A 2016 PITA project has led to commercially viable, soft-matter printed electronics for wearable health monitoring. The thin and adhesive wearable technology has an artificial second-skin or Band-Aid like physical form, so users will hardly even notice that they’re wearing the sleek devices. These devices can track users’ activity and vital signs like body temperature, pulse, and respiration rates continuously, outside of healthcare facilities. As a result, these technologies could play a crucial role in the early diagnosis of serious health conditions that are typically difficult to catch, like atrial fibrillation.

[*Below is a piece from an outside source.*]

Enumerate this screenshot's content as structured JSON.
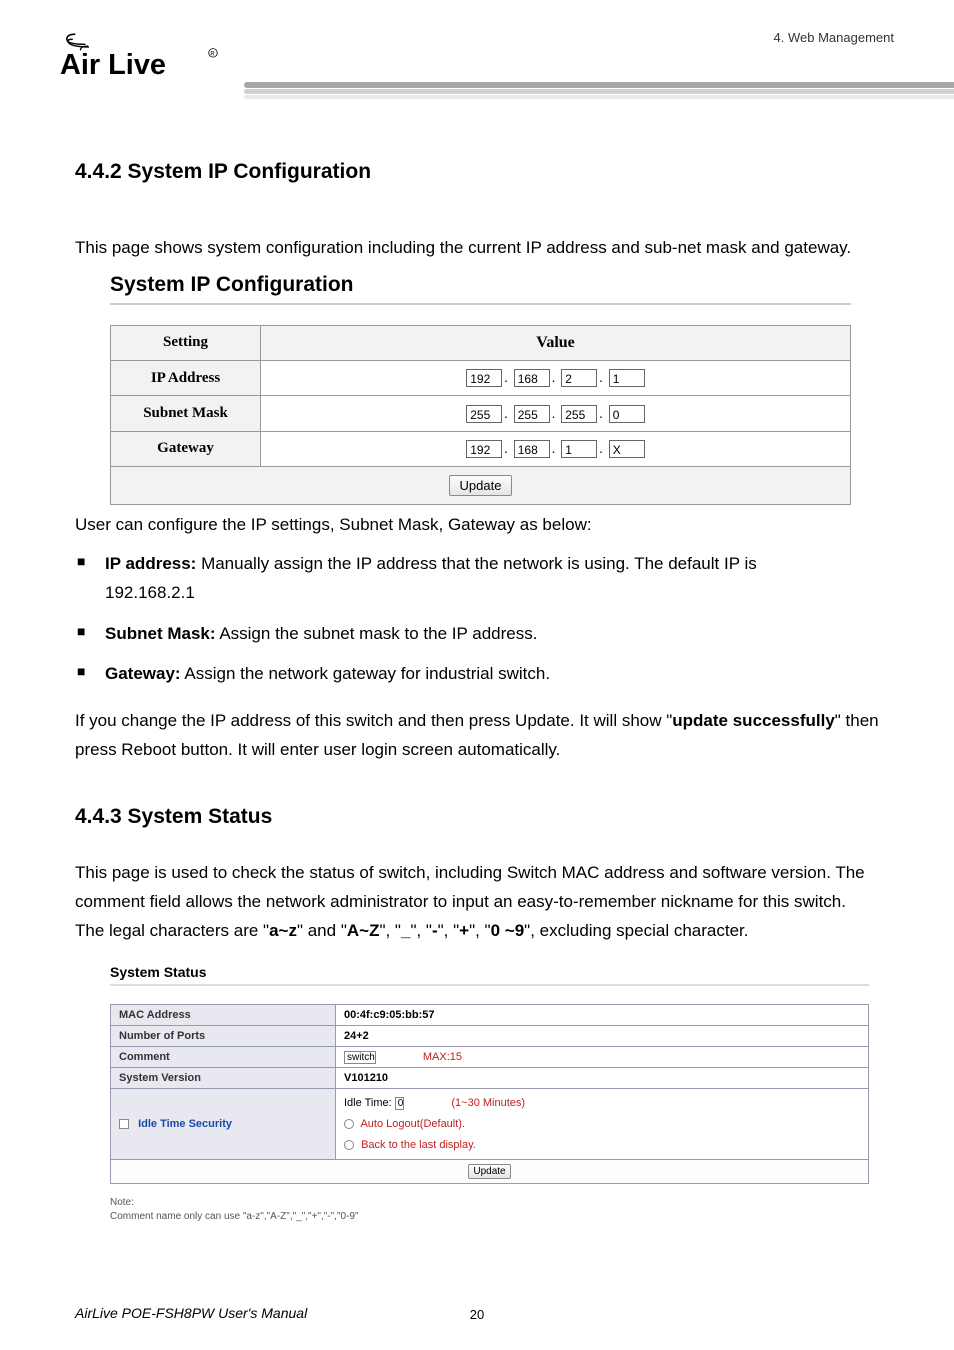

A group led by Carmel Majidi and Burak Ozdoganlar, professors of mechanical engineering at Carnegie Mellon University, teamed up with Liquid X, a Pittsburgh-based startup company. Liquid X manufactures metal ink technologies, and this collaboration expanded upon an existing relationship, accelerating Majidi and Ozdoganlar’s research into a commercially viable product.

“The goal was to leverage our existing relationship with Liquid X. We set out to develop scalable manufacturing methods for creating electronics that are not only flexible, but also stretchable and could be incorporated into clothing and garments, or even just directly on the skin,” Majidi says.

Majidi’s research group, the Soft Machines Lab, has generally focused on soft and stretchable electronics that are compatible with human skin. Instead of using rigid metal wiring, they’re using a metal alloy made up of indium and gallium that remains as liquid at room temperature, essentially exhibiting properties of non-toxic mercury. This liquid wiring is housed within small, microscopic channels inside a silicone rubber and is used to wire together the same transistors, microprocessors, and power regulators found on a circuit board in a smartwatch. But instead of a rigid and bulky watch, this technology is bendable, stretchable, and waterproof.

The liquid wiring allows the soft devices to stretch to over twice their natural length, making it perfect for wearable health monitoring, including measuring the user’s heart rate, blood-oxygen levels, and muscle and nervous system activity.

“We really focused on developing a scalable manufacturing process for the technology during this PITA project,” says Kadri Bugra Ozutemiz, a former team member co-supervised by Majidi and Ozdoganlar who recently completed his Ph.D. “We developed the skeleton of this fabrication flow — we figured out a way both to mass fabricate the liquid metal circuit boards and to integrate chips with these liquid metal circuit boards to make them fully functional. The circuits are stretchable and soft at the same time. They consistently work under deformation without failure.”

“We had already demonstrated these capabilities in the lab, so we knew it was possible,” Ozutemiz says. “We’re still using similar materials as we did in the lab, but the manufacturing processes and sub-process that resulted from this project have made the technology overall more scalable, commercially viable, and high throughput.”

During the course of this project, the team successfully filed a patent application for the technology’s material architecture, as well as the processing and manufacturing of liquid metal. “We were very careful to work with techniques that didn’t just work in the lab under controlled conditions; we wanted this process to work in more of a factory setting,” Majidi says. Along with wearable health monitoring, the numerous future applications could include motion capture technology, too, replacing bulky data gloves and sensor suits.